Not that long ago, in a boatshop not so far away, our former co-workers at Brooklin Boat Yard gave us a plumb gig: Engineer probably the single most complicated boarding system for probably the most unique sloop on the planet: the 74-foot, Frank Gehry/German Frers-designed Foggy II.
After a similar number of design hours that we’d put into the design of an average 40 footer — the Millennium Falcon was born.
The Falcon, as we have come to call it, is the central fitting for the do-it-all, transom-mounted articulated boarding stair that could also reach out and dock with a dingy, tender, or other craft; and span straight aft, as a so-called passerelle, to act as a walkway for European-style wharves where boats dock stern-in.
And do all that, and still fold up and hide in Foggy’s clean flush transom.
What our Millennium Falcon was born to do was tuck in neatly under the stop landing of the stair.

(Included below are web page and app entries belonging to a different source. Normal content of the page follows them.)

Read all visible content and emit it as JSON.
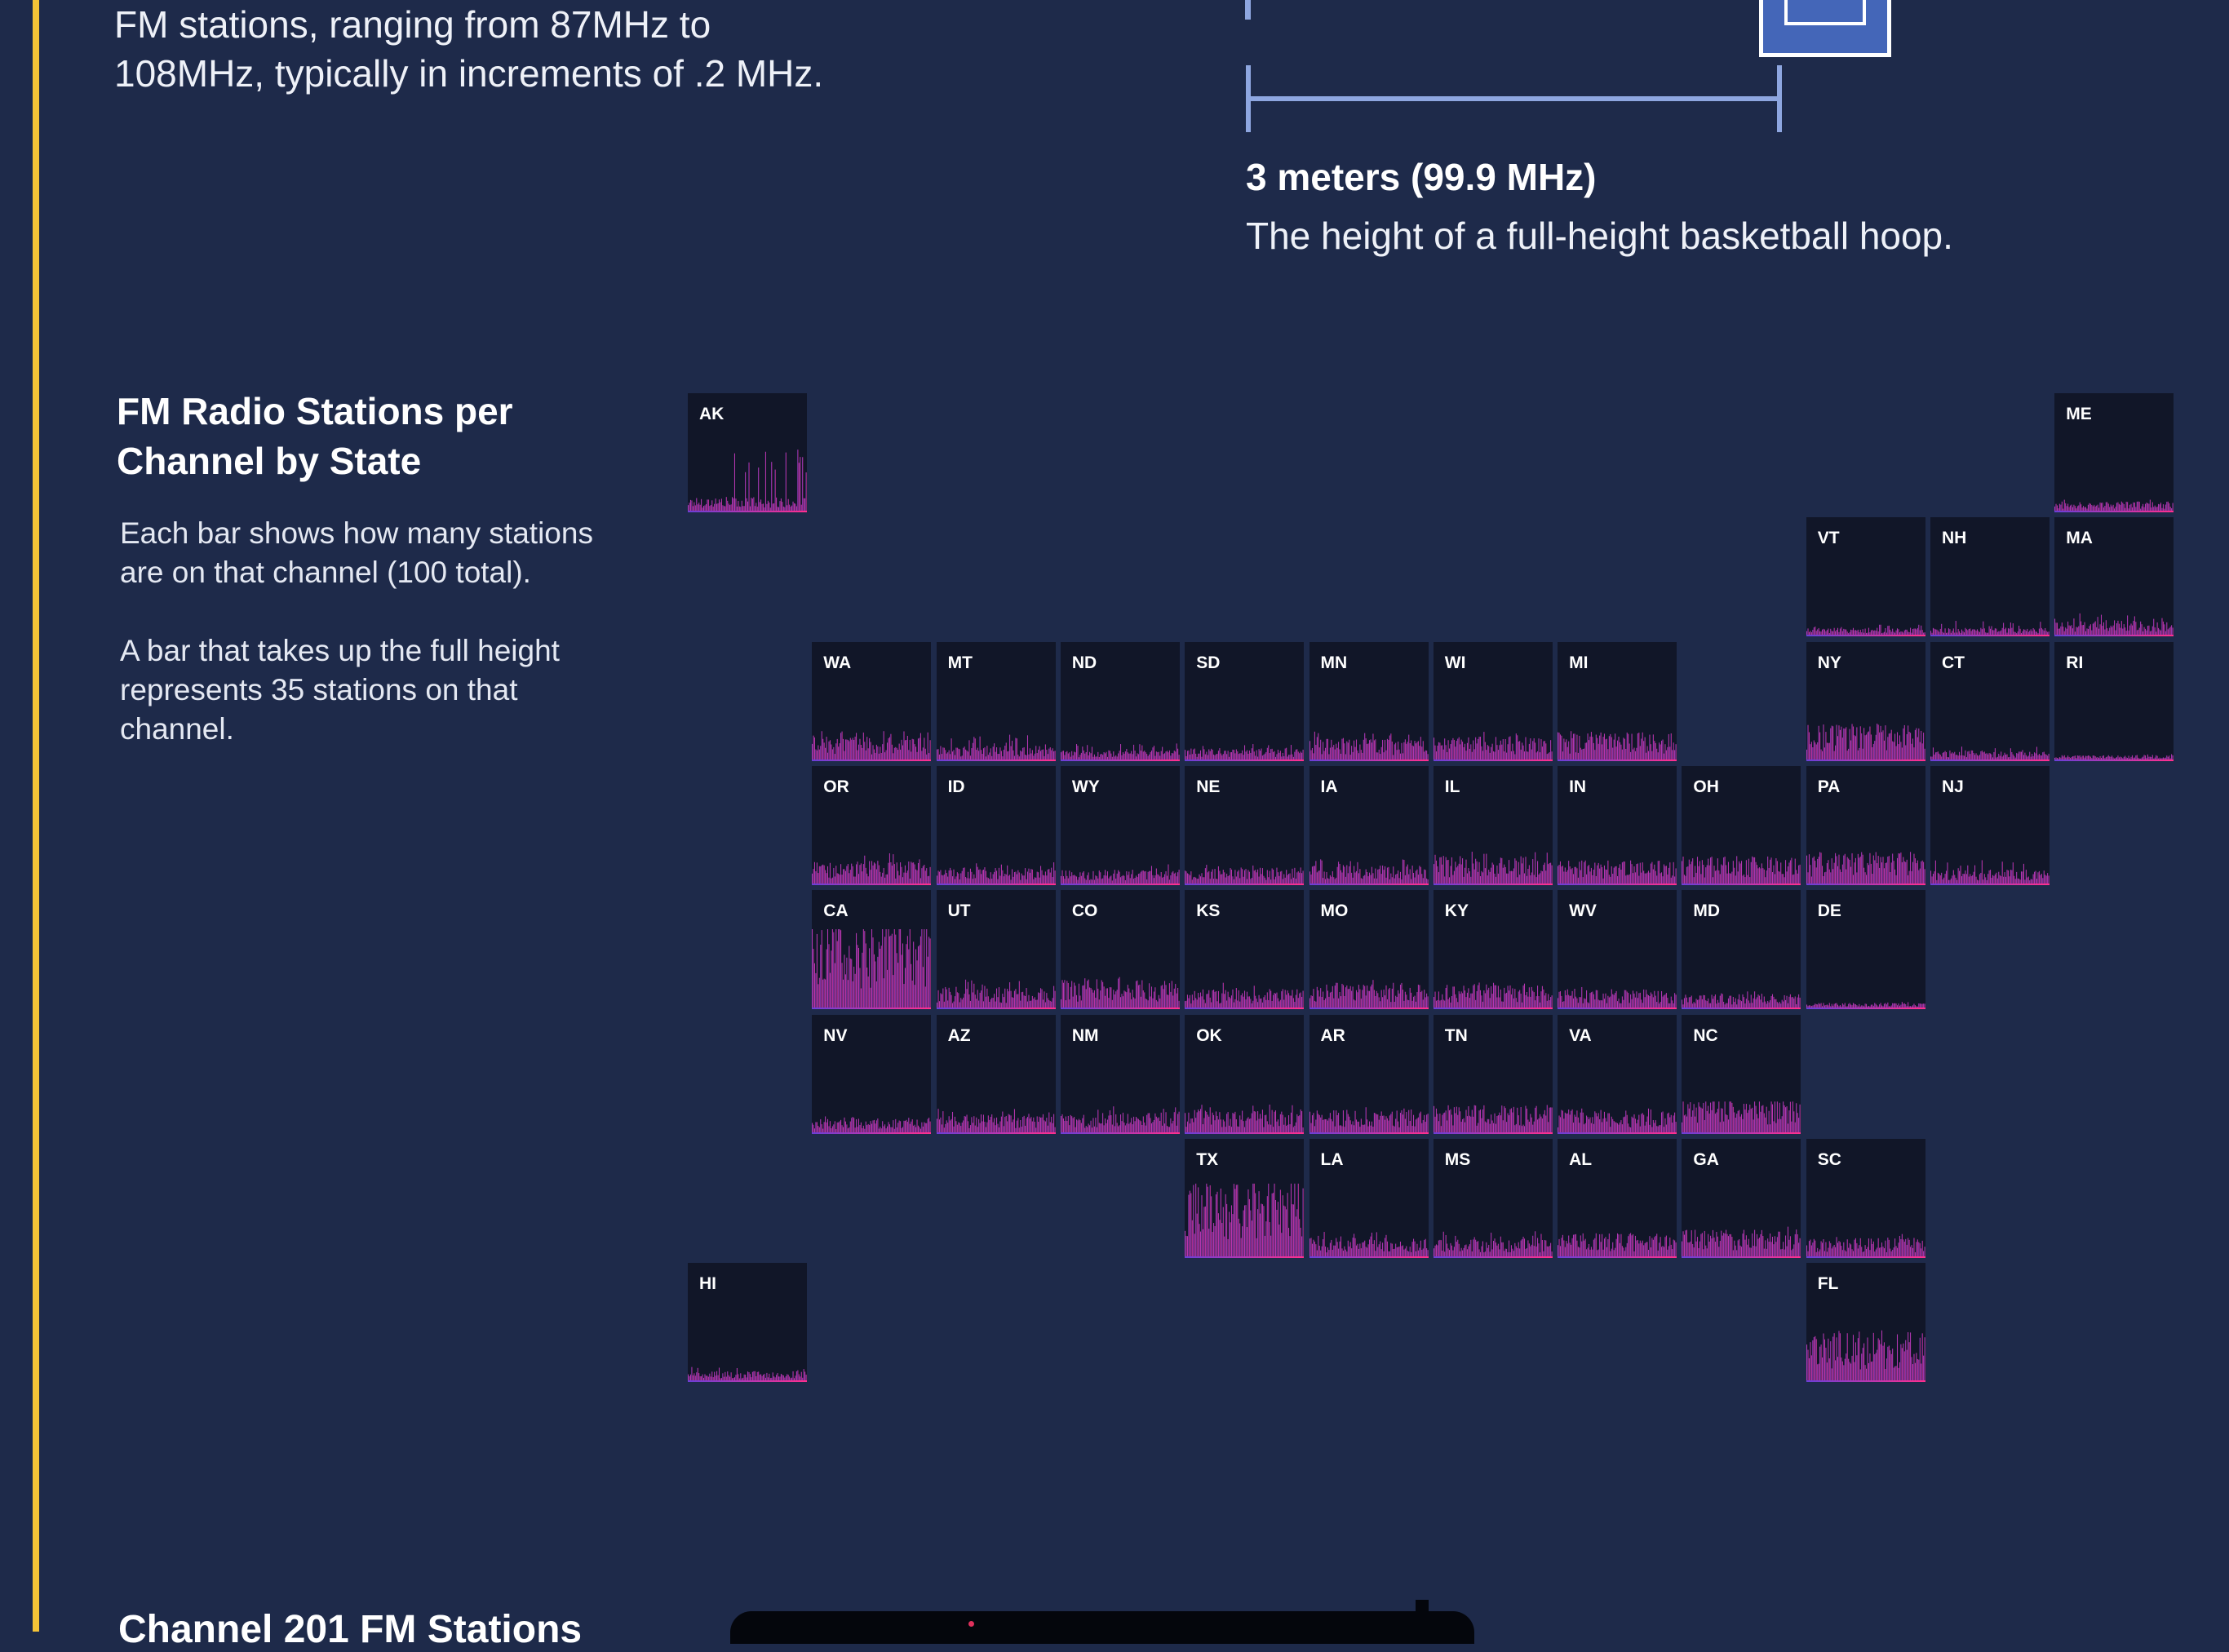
{
  "intro": {
    "line1": "FM stations, ranging from 87MHz to",
    "line2": "108MHz, typically in increments of .2 MHz."
  },
  "measure": {
    "label": "3 meters (99.9 MHz)",
    "desc": "The height of a full-height basketball hoop."
  },
  "section": {
    "title_line1": "FM Radio Stations per",
    "title_line2": "Channel by State",
    "desc1_line1": "Each bar shows how many stations",
    "desc1_line2": "are on that channel (100 total).",
    "desc2_line1": "A bar that takes up the full height",
    "desc2_line2": "represents 35 stations on that",
    "desc2_line3": "channel."
  },
  "colors": {
    "background": "#1e2a4a",
    "tile": "#111628",
    "accent": "#f5c437",
    "bar_start": "#6a3fd6",
    "bar_end": "#ff2f8e",
    "measure": "#8ea6e0"
  },
  "chart_data": {
    "type": "bar",
    "channels": 100,
    "full_height_stations": 35,
    "states": [
      {
        "id": "AK",
        "row": 0,
        "col": 0,
        "max": 22,
        "avg": 3
      },
      {
        "id": "ME",
        "row": 0,
        "col": 11,
        "max": 4,
        "avg": 2
      },
      {
        "id": "VT",
        "row": 1,
        "col": 9,
        "max": 4,
        "avg": 1.5
      },
      {
        "id": "NH",
        "row": 1,
        "col": 10,
        "max": 5,
        "avg": 1.5
      },
      {
        "id": "MA",
        "row": 1,
        "col": 11,
        "max": 8,
        "avg": 3
      },
      {
        "id": "WA",
        "row": 2,
        "col": 1,
        "max": 11,
        "avg": 5
      },
      {
        "id": "MT",
        "row": 2,
        "col": 2,
        "max": 9,
        "avg": 3
      },
      {
        "id": "ND",
        "row": 2,
        "col": 3,
        "max": 6,
        "avg": 2
      },
      {
        "id": "SD",
        "row": 2,
        "col": 4,
        "max": 6,
        "avg": 2.5
      },
      {
        "id": "MN",
        "row": 2,
        "col": 5,
        "max": 10,
        "avg": 4.5
      },
      {
        "id": "WI",
        "row": 2,
        "col": 6,
        "max": 10,
        "avg": 5
      },
      {
        "id": "MI",
        "row": 2,
        "col": 7,
        "max": 11,
        "avg": 6
      },
      {
        "id": "NY",
        "row": 2,
        "col": 9,
        "max": 13,
        "avg": 8
      },
      {
        "id": "CT",
        "row": 2,
        "col": 10,
        "max": 5,
        "avg": 2
      },
      {
        "id": "RI",
        "row": 2,
        "col": 11,
        "max": 2,
        "avg": 1
      },
      {
        "id": "OR",
        "row": 3,
        "col": 1,
        "max": 11,
        "avg": 5
      },
      {
        "id": "ID",
        "row": 3,
        "col": 2,
        "max": 8,
        "avg": 3.5
      },
      {
        "id": "WY",
        "row": 3,
        "col": 3,
        "max": 7,
        "avg": 3
      },
      {
        "id": "NE",
        "row": 3,
        "col": 4,
        "max": 7,
        "avg": 3.5
      },
      {
        "id": "IA",
        "row": 3,
        "col": 5,
        "max": 9,
        "avg": 4
      },
      {
        "id": "IL",
        "row": 3,
        "col": 6,
        "max": 12,
        "avg": 6
      },
      {
        "id": "IN",
        "row": 3,
        "col": 7,
        "max": 9,
        "avg": 5
      },
      {
        "id": "OH",
        "row": 3,
        "col": 8,
        "max": 10,
        "avg": 6
      },
      {
        "id": "PA",
        "row": 3,
        "col": 9,
        "max": 12,
        "avg": 7
      },
      {
        "id": "NJ",
        "row": 3,
        "col": 10,
        "max": 9,
        "avg": 3
      },
      {
        "id": "CA",
        "row": 4,
        "col": 1,
        "max": 28,
        "avg": 19
      },
      {
        "id": "UT",
        "row": 4,
        "col": 2,
        "max": 10,
        "avg": 4.5
      },
      {
        "id": "CO",
        "row": 4,
        "col": 3,
        "max": 11,
        "avg": 6
      },
      {
        "id": "KS",
        "row": 4,
        "col": 4,
        "max": 9,
        "avg": 4
      },
      {
        "id": "MO",
        "row": 4,
        "col": 5,
        "max": 10,
        "avg": 5
      },
      {
        "id": "KY",
        "row": 4,
        "col": 6,
        "max": 10,
        "avg": 5
      },
      {
        "id": "WV",
        "row": 4,
        "col": 7,
        "max": 8,
        "avg": 4
      },
      {
        "id": "MD",
        "row": 4,
        "col": 8,
        "max": 6,
        "avg": 3
      },
      {
        "id": "DE",
        "row": 4,
        "col": 9,
        "max": 2,
        "avg": 1
      },
      {
        "id": "NV",
        "row": 5,
        "col": 1,
        "max": 6,
        "avg": 3
      },
      {
        "id": "AZ",
        "row": 5,
        "col": 2,
        "max": 9,
        "avg": 4
      },
      {
        "id": "NM",
        "row": 5,
        "col": 3,
        "max": 10,
        "avg": 4.5
      },
      {
        "id": "OK",
        "row": 5,
        "col": 4,
        "max": 10,
        "avg": 5
      },
      {
        "id": "AR",
        "row": 5,
        "col": 5,
        "max": 9,
        "avg": 5
      },
      {
        "id": "TN",
        "row": 5,
        "col": 6,
        "max": 10,
        "avg": 6
      },
      {
        "id": "VA",
        "row": 5,
        "col": 7,
        "max": 9,
        "avg": 5
      },
      {
        "id": "NC",
        "row": 5,
        "col": 8,
        "max": 11,
        "avg": 8
      },
      {
        "id": "TX",
        "row": 6,
        "col": 4,
        "max": 26,
        "avg": 17
      },
      {
        "id": "LA",
        "row": 6,
        "col": 5,
        "max": 9,
        "avg": 4
      },
      {
        "id": "MS",
        "row": 6,
        "col": 6,
        "max": 9,
        "avg": 4
      },
      {
        "id": "AL",
        "row": 6,
        "col": 7,
        "max": 9,
        "avg": 5
      },
      {
        "id": "GA",
        "row": 6,
        "col": 8,
        "max": 11,
        "avg": 6
      },
      {
        "id": "SC",
        "row": 6,
        "col": 9,
        "max": 8,
        "avg": 4
      },
      {
        "id": "HI",
        "row": 7,
        "col": 0,
        "max": 5,
        "avg": 2
      },
      {
        "id": "FL",
        "row": 7,
        "col": 9,
        "max": 18,
        "avg": 11
      }
    ]
  },
  "bottom": {
    "title": "Channel 201 FM Stations"
  }
}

See the big hydraulic ram that is on the left side of this drawing to the left? That is what has enough enough strength to bear the load of the stairs and lift the stairs and arm up and down. The entire structure moves in and out of Foggy’s stern on rails, driven by a carefully designed worm-drive and bearing arrangement. The heart of the system is a hydraulic slew drive that is a modern update on the worm drives that date back to ancient Alexandria. Slewing drives systems are the muscle behind solar trackers, wind turbines, man lifts, and other systems that must move heavy things in specific, repeatable ways.
The tricky part — and what made the Millennium Falcon boffo around here — was how it could be both strong enough to get shoved about by the slew drive, but accurate enough to properly align the articulated stair where needed. The serious engineering it involved, if you care to know, is in this exploded diagram to the right.
What’s happening here is the slew drive spins the Falcon fitting as it drives the ram and positions the underside of the top stairs to the rail system, the boat and the dock, tender or wharf as conditions merit.
Oh and did we mention, the whole contraption can carry enough load to work as perfectly suitable crane lift. The Millennium Falcon can help lift a 200-pound inflatable dingy up out of the water and plop it into the stern garage.
There’s no need to use “The Force, Luke.” Or Frank. Or for any body who steps on Foggy. The Millennium Falcon is engineered to do that heavy lifting for you.